§ **TASK TO CARRY OUT**
An image-free, word-for-word version of the records below is to be returned.
Top of EXCERPTED DATA
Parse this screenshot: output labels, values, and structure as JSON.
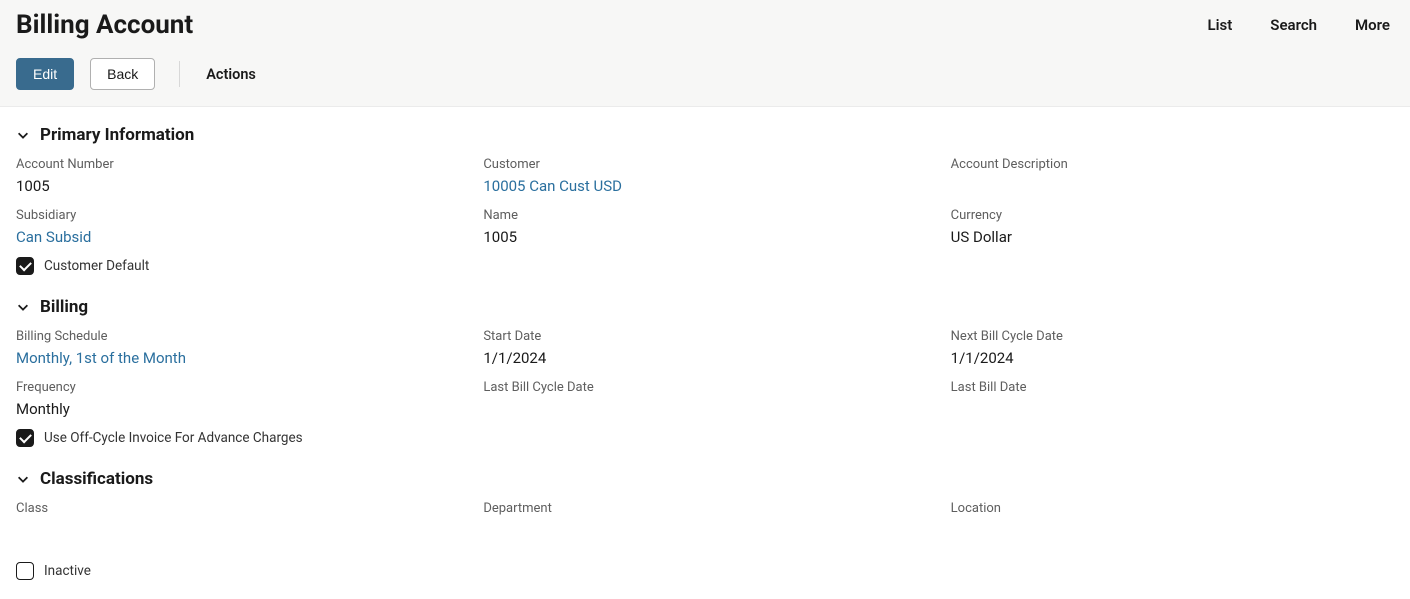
{
  "header": {
    "title": "Billing Account",
    "links": {
      "list": "List",
      "search": "Search",
      "more": "More"
    },
    "buttons": {
      "edit": "Edit",
      "back": "Back",
      "actions": "Actions"
    }
  },
  "sections": {
    "primary": {
      "title": "Primary Information",
      "account_number_label": "Account Number",
      "account_number": "1005",
      "customer_label": "Customer",
      "customer": "10005 Can Cust USD",
      "account_description_label": "Account Description",
      "account_description": "",
      "subsidiary_label": "Subsidiary",
      "subsidiary": "Can Subsid",
      "name_label": "Name",
      "name": "1005",
      "currency_label": "Currency",
      "currency": "US Dollar",
      "customer_default_label": "Customer Default"
    },
    "billing": {
      "title": "Billing",
      "billing_schedule_label": "Billing Schedule",
      "billing_schedule": "Monthly, 1st of the Month",
      "start_date_label": "Start Date",
      "start_date": "1/1/2024",
      "next_bill_cycle_label": "Next Bill Cycle Date",
      "next_bill_cycle": "1/1/2024",
      "frequency_label": "Frequency",
      "frequency": "Monthly",
      "last_bill_cycle_label": "Last Bill Cycle Date",
      "last_bill_cycle": "",
      "last_bill_date_label": "Last Bill Date",
      "last_bill_date": "",
      "offcycle_label": "Use Off-Cycle Invoice For Advance Charges"
    },
    "classifications": {
      "title": "Classifications",
      "class_label": "Class",
      "class": "",
      "department_label": "Department",
      "department": "",
      "location_label": "Location",
      "location": ""
    },
    "inactive_label": "Inactive"
  }
}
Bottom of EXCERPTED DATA
§ **WRITTEN ANSWER**
Parse this screenshot: output labels, values, and structure as JSON.
{
  "header": {
    "title": "Billing Account",
    "links": {
      "list": "List",
      "search": "Search",
      "more": "More"
    },
    "buttons": {
      "edit": "Edit",
      "back": "Back",
      "actions": "Actions"
    }
  },
  "sections": {
    "primary": {
      "title": "Primary Information",
      "account_number_label": "Account Number",
      "account_number": "1005",
      "customer_label": "Customer",
      "customer": "10005 Can Cust USD",
      "account_description_label": "Account Description",
      "account_description": "",
      "subsidiary_label": "Subsidiary",
      "subsidiary": "Can Subsid",
      "name_label": "Name",
      "name": "1005",
      "currency_label": "Currency",
      "currency": "US Dollar",
      "customer_default_label": "Customer Default"
    },
    "billing": {
      "title": "Billing",
      "billing_schedule_label": "Billing Schedule",
      "billing_schedule": "Monthly, 1st of the Month",
      "start_date_label": "Start Date",
      "start_date": "1/1/2024",
      "next_bill_cycle_label": "Next Bill Cycle Date",
      "next_bill_cycle": "1/1/2024",
      "frequency_label": "Frequency",
      "frequency": "Monthly",
      "last_bill_cycle_label": "Last Bill Cycle Date",
      "last_bill_cycle": "",
      "last_bill_date_label": "Last Bill Date",
      "last_bill_date": "",
      "offcycle_label": "Use Off-Cycle Invoice For Advance Charges"
    },
    "classifications": {
      "title": "Classifications",
      "class_label": "Class",
      "class": "",
      "department_label": "Department",
      "department": "",
      "location_label": "Location",
      "location": ""
    },
    "inactive_label": "Inactive"
  }
}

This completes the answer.